Where is the ultimate point to which each of us can apply the most leverage for changing our world?
This question has already been answered in a thousand ways in just about every religion, philosophy and ideology produced in history. However, all of these answers are useful primarily to priests, dogmatists and ideologues rather than to those of us who refuse ideologies. They each require first and foremost that we adopt a necessary ideological standpoint, including its pre-given attitudes and values. And that we simultaneously renounce our own actual standpoint – our attitudes and values, our own selves – as the price of ideological submission.
The physical point from which Archimedes of Syracuse claimed that he would be able to move the Earth off its foundation is obviously mythical. As is the ideal “Archimedean point” from which an observer could be said to obtain a purely objective and therefore complete view of an object. The first is an imaginary point of leverage (application of force using a lever to magnify its effectiveness), the second an imaginary point of view (a perspectiveless perspective like that attributed to an omniscient god). Neither is of much use to those of us who want to actually change our world in our own liberating, non-ideological ways.
However, there is a far more practical, metaphorical sense in which the idea of an Archimedean point can be of immense use. That sense involves claiming or re-claiming our own self-activity – activity that originates from no presumed standpoint or knowledge, and no attitudes or values, outside what we create and experience as our own. This is the point where a reversal of perspective and will upends everything!
This Archimedean point is both the simplest and – for most people – seemingly the hardest thing to master. So simple and easy that young children – before they are corrupted by all the more insidious forms of modern socialization – often have little problem with it. (Consider, for example, the charmingly innocent but occasionally quite complex manipulations of a child seeking the shortest path to your affections.) But it is also so hard – once these same children are domesticated and successfully civilized – that it is often never again conceived or attempted.

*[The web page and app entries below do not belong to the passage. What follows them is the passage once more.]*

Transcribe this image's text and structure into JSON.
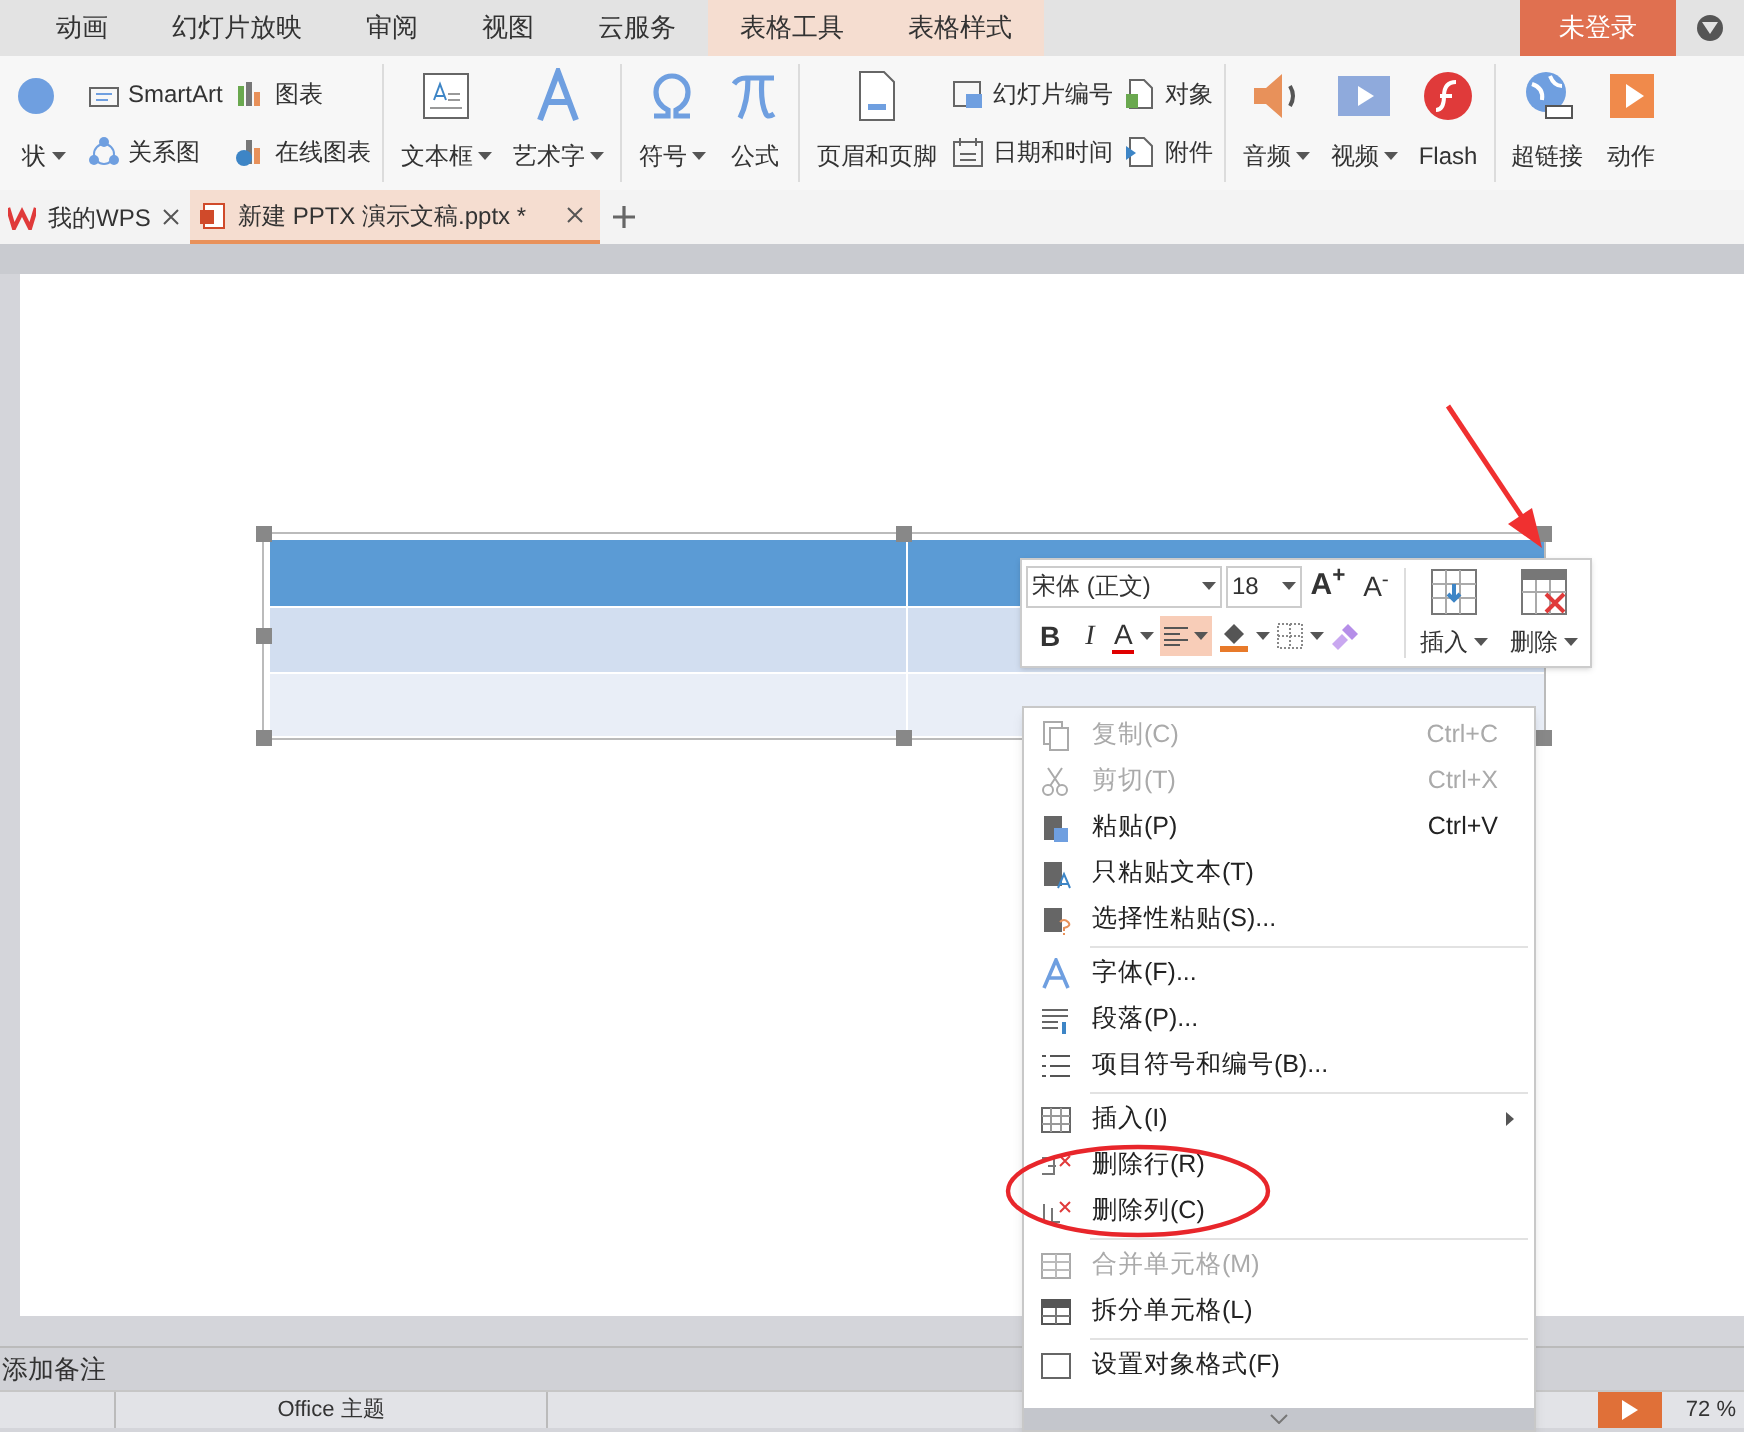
{
  "menu_tabs": [
    {
      "label": "动画",
      "contextual": false
    },
    {
      "label": "幻灯片放映",
      "contextual": false
    },
    {
      "label": "审阅",
      "contextual": false
    },
    {
      "label": "视图",
      "contextual": false
    },
    {
      "label": "云服务",
      "contextual": false
    },
    {
      "label": "表格工具",
      "contextual": true
    },
    {
      "label": "表格样式",
      "contextual": true
    }
  ],
  "login_button": "未登录",
  "ribbon": {
    "groups": [
      {
        "items": [
          {
            "label": "状",
            "kind": "large",
            "dropdown": true
          },
          {
            "label": "SmartArt",
            "kind": "small",
            "dropdown": false
          },
          {
            "label": "关系图",
            "kind": "small",
            "dropdown": false
          },
          {
            "label": "图表",
            "kind": "small",
            "dropdown": false
          },
          {
            "label": "在线图表",
            "kind": "small",
            "dropdown": false
          }
        ]
      },
      {
        "items": [
          {
            "label": "文本框",
            "kind": "large",
            "dropdown": true
          },
          {
            "label": "艺术字",
            "kind": "large",
            "dropdown": true
          }
        ]
      },
      {
        "items": [
          {
            "label": "符号",
            "kind": "large",
            "dropdown": true
          },
          {
            "label": "公式",
            "kind": "large",
            "dropdown": false
          }
        ]
      },
      {
        "items": [
          {
            "label": "页眉和页脚",
            "kind": "large",
            "dropdown": false
          },
          {
            "label": "幻灯片编号",
            "kind": "small",
            "dropdown": false
          },
          {
            "label": "日期和时间",
            "kind": "small",
            "dropdown": false
          },
          {
            "label": "对象",
            "kind": "small",
            "dropdown": false
          },
          {
            "label": "附件",
            "kind": "small",
            "dropdown": false
          }
        ]
      },
      {
        "items": [
          {
            "label": "音频",
            "kind": "large",
            "dropdown": true
          },
          {
            "label": "视频",
            "kind": "large",
            "dropdown": true
          },
          {
            "label": "Flash",
            "kind": "large",
            "dropdown": false
          }
        ]
      },
      {
        "items": [
          {
            "label": "超链接",
            "kind": "large",
            "dropdown": false
          },
          {
            "label": "动作",
            "kind": "large",
            "dropdown": false
          }
        ]
      }
    ]
  },
  "doc_tabs": [
    {
      "label": "我的WPS",
      "selected": false
    },
    {
      "label": "新建 PPTX 演示文稿.pptx *",
      "selected": true
    }
  ],
  "slide": {
    "table": {
      "rows": [
        {
          "kind": "header"
        },
        {
          "kind": "band"
        },
        {
          "kind": "plain"
        }
      ]
    }
  },
  "mini_toolbar": {
    "font": "宋体 (正文)",
    "size": "18",
    "grow": "A$^{+}$",
    "shrink": "A$^{-}$",
    "bold": "B",
    "italic": "I",
    "font_color": "A",
    "align_active": true,
    "insert": "插入",
    "delete": "删除"
  },
  "context_menu": [
    {
      "kind": "item",
      "label": "复制(C)",
      "shortcut": "Ctrl+C",
      "disabled": true
    },
    {
      "kind": "item",
      "label": "剪切(T)",
      "shortcut": "Ctrl+X",
      "disabled": true
    },
    {
      "kind": "item",
      "label": "粘贴(P)",
      "shortcut": "Ctrl+V",
      "disabled": false
    },
    {
      "kind": "item",
      "label": "只粘贴文本(T)",
      "disabled": false
    },
    {
      "kind": "item",
      "label": "选择性粘贴(S)...",
      "disabled": false
    },
    {
      "kind": "separator"
    },
    {
      "kind": "item",
      "label": "字体(F)...",
      "disabled": false
    },
    {
      "kind": "item",
      "label": "段落(P)...",
      "disabled": false
    },
    {
      "kind": "item",
      "label": "项目符号和编号(B)...",
      "disabled": false
    },
    {
      "kind": "separator"
    },
    {
      "kind": "item",
      "label": "插入(I)",
      "disabled": false,
      "submenu": true
    },
    {
      "kind": "item",
      "label": "删除行(R)",
      "disabled": false
    },
    {
      "kind": "item",
      "label": "删除列(C)",
      "disabled": false
    },
    {
      "kind": "separator"
    },
    {
      "kind": "item",
      "label": "合并单元格(M)",
      "disabled": true
    },
    {
      "kind": "item",
      "label": "拆分单元格(L)",
      "disabled": false
    },
    {
      "kind": "separator"
    },
    {
      "kind": "item",
      "label": "设置对象格式(F)",
      "disabled": false
    }
  ],
  "notes": {
    "placeholder": "添加备注"
  },
  "status_bar": {
    "theme": "Office 主题",
    "zoom": "72 %"
  },
  "annotations": {
    "arrow": true,
    "highlight_ellipse": true
  }
}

A remnant of our autonomous self-activity still underlies our everyday lives. Without it even the choice of submission to civilized institutional life would be impossible. But it has been at the same time everywhere undermined, devalued and ideologically denied. It is this remnant of autonomous self-activity that allows us to recognize ourselves as ourselves at all – rather than as mere objects, roles or performances. But, as the collective histories of our everyday lives demonstrate, this submerged remnant of autonomous self-activity alone cannot withstand the increasingly sophisticated, and ever more widespread reach of the institutions of modern enslavement.

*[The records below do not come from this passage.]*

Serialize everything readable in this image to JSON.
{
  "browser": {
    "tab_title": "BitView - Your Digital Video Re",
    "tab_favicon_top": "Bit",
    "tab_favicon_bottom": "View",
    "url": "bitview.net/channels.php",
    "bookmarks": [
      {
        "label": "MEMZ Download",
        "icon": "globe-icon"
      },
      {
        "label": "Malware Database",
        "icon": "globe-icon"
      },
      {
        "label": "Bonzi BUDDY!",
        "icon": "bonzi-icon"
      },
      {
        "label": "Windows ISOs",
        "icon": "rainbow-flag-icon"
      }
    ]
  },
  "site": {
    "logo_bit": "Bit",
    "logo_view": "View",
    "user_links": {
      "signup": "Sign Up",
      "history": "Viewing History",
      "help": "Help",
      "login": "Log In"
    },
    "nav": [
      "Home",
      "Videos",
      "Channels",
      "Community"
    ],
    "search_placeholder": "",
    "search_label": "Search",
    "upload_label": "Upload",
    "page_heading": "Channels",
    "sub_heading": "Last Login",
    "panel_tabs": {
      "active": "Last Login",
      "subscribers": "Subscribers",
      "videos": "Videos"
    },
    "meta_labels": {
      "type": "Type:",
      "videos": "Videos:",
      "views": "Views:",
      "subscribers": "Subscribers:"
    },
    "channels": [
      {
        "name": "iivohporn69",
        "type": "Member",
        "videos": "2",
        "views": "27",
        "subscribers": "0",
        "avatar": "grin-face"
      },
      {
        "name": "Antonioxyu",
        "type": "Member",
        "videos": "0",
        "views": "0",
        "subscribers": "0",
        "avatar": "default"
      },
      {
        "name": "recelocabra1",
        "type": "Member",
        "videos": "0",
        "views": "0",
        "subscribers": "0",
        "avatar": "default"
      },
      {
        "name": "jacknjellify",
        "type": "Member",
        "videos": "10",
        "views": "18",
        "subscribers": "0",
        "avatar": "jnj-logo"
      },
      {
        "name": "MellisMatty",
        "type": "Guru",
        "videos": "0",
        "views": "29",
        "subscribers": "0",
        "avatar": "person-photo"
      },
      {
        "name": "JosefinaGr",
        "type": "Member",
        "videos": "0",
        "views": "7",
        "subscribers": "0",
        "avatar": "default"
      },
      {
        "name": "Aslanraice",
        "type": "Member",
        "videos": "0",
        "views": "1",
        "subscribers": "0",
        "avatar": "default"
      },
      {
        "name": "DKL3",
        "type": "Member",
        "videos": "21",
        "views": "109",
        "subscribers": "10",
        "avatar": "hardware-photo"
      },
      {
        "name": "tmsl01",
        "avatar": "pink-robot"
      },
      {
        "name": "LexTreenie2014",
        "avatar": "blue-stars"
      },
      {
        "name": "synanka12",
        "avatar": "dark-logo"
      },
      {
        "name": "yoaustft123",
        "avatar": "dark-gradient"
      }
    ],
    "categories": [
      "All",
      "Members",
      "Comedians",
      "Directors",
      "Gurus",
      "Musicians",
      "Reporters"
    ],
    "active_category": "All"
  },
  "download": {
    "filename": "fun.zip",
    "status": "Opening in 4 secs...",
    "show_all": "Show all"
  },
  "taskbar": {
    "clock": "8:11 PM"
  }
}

The reclamation and complete generalization of our own self-activity is the key to changing our world. This is the Archimedean point for the creation of any genuinely liberatory change. Anything less means continuing submission to the patterns of enslavement we have historically allowed to dominate our lives. Our choices at each moment here and now are refusal of all forms of institutional and ideological domination or acceptance of and submission to this domination. The goal of the Modern Slavery project is the creation of a theory and practice that introduces and encourages this refusal as the non-recuperable central reference point for libertarian critique.